Midyear Checkup on Equipment Sales

Midyear Checkup on Equipment Sales

Jim Patrico
By  Jim Patrico , Progressive Farmer Senior Editor
Used inventories, especially combines, sprayers and large planters, are piling up on dealers' lots as sales of both new and used sag. (DTN/The Progressive Farmer photo by Jim Patrico)

For the past couple of weeks I've interviewed farm equipment company manufacturers and their dealers on the state of the industry's sales as we enter the second half of 2015. Everybody is singing the same song and it's not a perky jingle. New equipment sales have dipped by 20% or more quarter over quarter since early 2014. Used equipment inventories in some categories are too high. Most challenging categories right now are combines, high horsepower tractors, sprayers and planters -- especially large planters.

A few bright notes in the song include sales of hay and forage equipment and utility tractors. Some of that is due to the good money beef producers are now earning. After years of tightening their belts, higher prices have given them room to make long overdue equipment purchases. Some dealers also report an increase in sales of smaller equipment to hobby farmers and sundowners. A lot of those folks either disappeared when the general economy tanked, or, at least, stopped buying new gear for their 50 acres. Now that the recession has ended, they have money to spend again, and some of them have new neighbors who bought a few acres and a house and now have property to work.

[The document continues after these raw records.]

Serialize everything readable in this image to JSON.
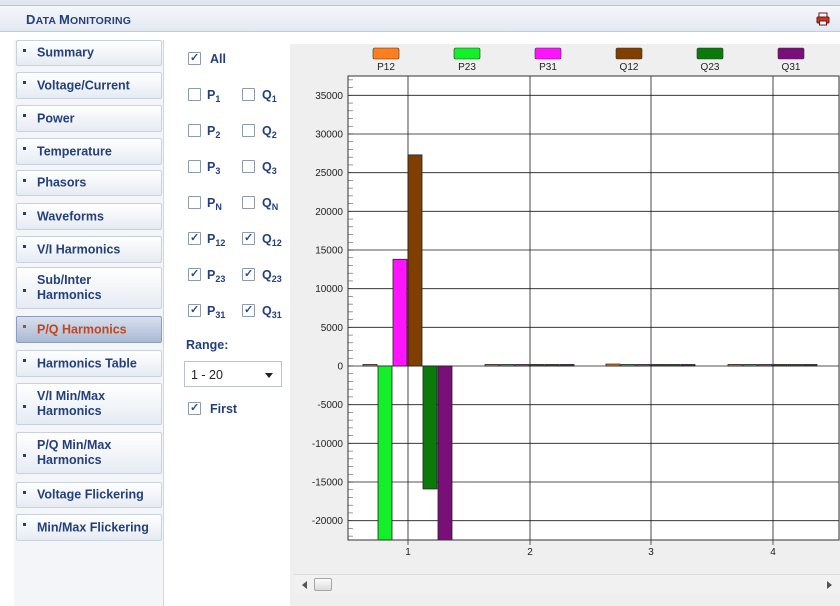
{
  "header": {
    "title_cap1": "D",
    "title_rest1": "ATA ",
    "title_cap2": "M",
    "title_rest2": "ONITORING",
    "print_icon": "printer-icon"
  },
  "sidebar": {
    "items": [
      {
        "label": "Summary"
      },
      {
        "label": "Voltage/Current"
      },
      {
        "label": "Power"
      },
      {
        "label": "Temperature"
      },
      {
        "label": "Phasors"
      },
      {
        "label": "Waveforms"
      },
      {
        "label": "V/I Harmonics"
      },
      {
        "label": "Sub/Inter\nHarmonics"
      },
      {
        "label": "P/Q Harmonics",
        "active": true
      },
      {
        "label": "Harmonics Table"
      },
      {
        "label": "V/I Min/Max\nHarmonics"
      },
      {
        "label": "P/Q Min/Max\nHarmonics"
      },
      {
        "label": "Voltage Flickering"
      },
      {
        "label": "Min/Max Flickering"
      }
    ]
  },
  "filters": {
    "all": {
      "label": "All",
      "checked": true
    },
    "pairs": [
      {
        "p": "P",
        "p_sub": "1",
        "p_checked": false,
        "q": "Q",
        "q_sub": "1",
        "q_checked": false
      },
      {
        "p": "P",
        "p_sub": "2",
        "p_checked": false,
        "q": "Q",
        "q_sub": "2",
        "q_checked": false
      },
      {
        "p": "P",
        "p_sub": "3",
        "p_checked": false,
        "q": "Q",
        "q_sub": "3",
        "q_checked": false
      },
      {
        "p": "P",
        "p_sub": "N",
        "p_checked": false,
        "q": "Q",
        "q_sub": "N",
        "q_checked": false
      },
      {
        "p": "P",
        "p_sub": "12",
        "p_checked": true,
        "q": "Q",
        "q_sub": "12",
        "q_checked": true
      },
      {
        "p": "P",
        "p_sub": "23",
        "p_checked": true,
        "q": "Q",
        "q_sub": "23",
        "q_checked": true
      },
      {
        "p": "P",
        "p_sub": "31",
        "p_checked": true,
        "q": "Q",
        "q_sub": "31",
        "q_checked": true
      }
    ],
    "range_label": "Range:",
    "range_value": "1 - 20",
    "first": {
      "label": "First",
      "checked": true
    }
  },
  "chart_data": {
    "type": "bar",
    "categories": [
      "1",
      "2",
      "3",
      "4"
    ],
    "ylim": [
      -22500,
      37500
    ],
    "y_ticks": [
      35000,
      30000,
      25000,
      20000,
      15000,
      10000,
      5000,
      0,
      -5000,
      -10000,
      -15000,
      -20000
    ],
    "legend_placement": "top",
    "grid": true,
    "series": [
      {
        "name": "P12",
        "color": "#ff7f1e",
        "values": [
          150,
          0,
          250,
          0
        ]
      },
      {
        "name": "P23",
        "color": "#11f028",
        "values": [
          -22500,
          0,
          0,
          0
        ]
      },
      {
        "name": "P31",
        "color": "#ff14ff",
        "values": [
          13800,
          0,
          0,
          0
        ]
      },
      {
        "name": "Q12",
        "color": "#7f3f00",
        "values": [
          27300,
          0,
          0,
          0
        ]
      },
      {
        "name": "Q23",
        "color": "#0a7a0a",
        "values": [
          -15900,
          0,
          0,
          0
        ]
      },
      {
        "name": "Q31",
        "color": "#7a0f7a",
        "values": [
          -22500,
          0,
          0,
          0
        ]
      }
    ]
  }
}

The problem for the large equipment sector, of course, is recent history. High commodity prices and favorable tax incentives triggered farmers of all sizes to buy record numbers of new, more productive tech-ready machines and trade in old. What's more, the buying binge occurred across traditional demographic lines. The really big guys always buy new, but this time the second tier farmers -- who usually buy the big guys' trade-in equipment -- had enough cash on hand to also buy new instead of used. The third tier of farmers -- who almost always buy used -- didn't buy enough or didn't really need the large equipment that the larger farmers traded in. As a result, large used equipment has stockpiled. "That kind of disrupted the supply chain for used equipment," Jim Walker, Case IH's vice president for North American ag equipment sales told me. "We are dealing with that today."

To slow the used inventory build-up, some of the dealers I interviewed said they were cutting back on roll programs because they don't want more used equipment on their lots.

Leasing is another contributor to used inventories. Walker told me leasing is attractive to producers in a time like this because lease payments are usually smaller than new equipment loan payments and look better on the balance sheet. But, he said, Case IH and other manufacturers are cautious not to expand leasing too much for fear the residual value of returned machines will be compromised due to used equipment inventories.

In the same conversation, Walker emphasized that lenders were taking a much closer look at new equipment loans. They want to see hard evidence that farmers can make the payments without stretching themselves too far.

All in all, farm equipment sales are in a bad situation, but it is by no means a crisis. Machinery companies saw this coming and have taken steps to reduce inventories of used and to produce less of new. John Deere, for instance, will change production strategies of some product lines to control new inventory. And dealers are offering discount sales on used. They have also initiated certified pre-owned programs to make used equipment on their lots more attractive to customers.

One more insight from an exec: Traditionally, dealers have a larger profit margin on sales of used equipment than on sales of new equipment. In this market, that has reversed. Now might be a good time to get your combine tuned up.


Jim Patrico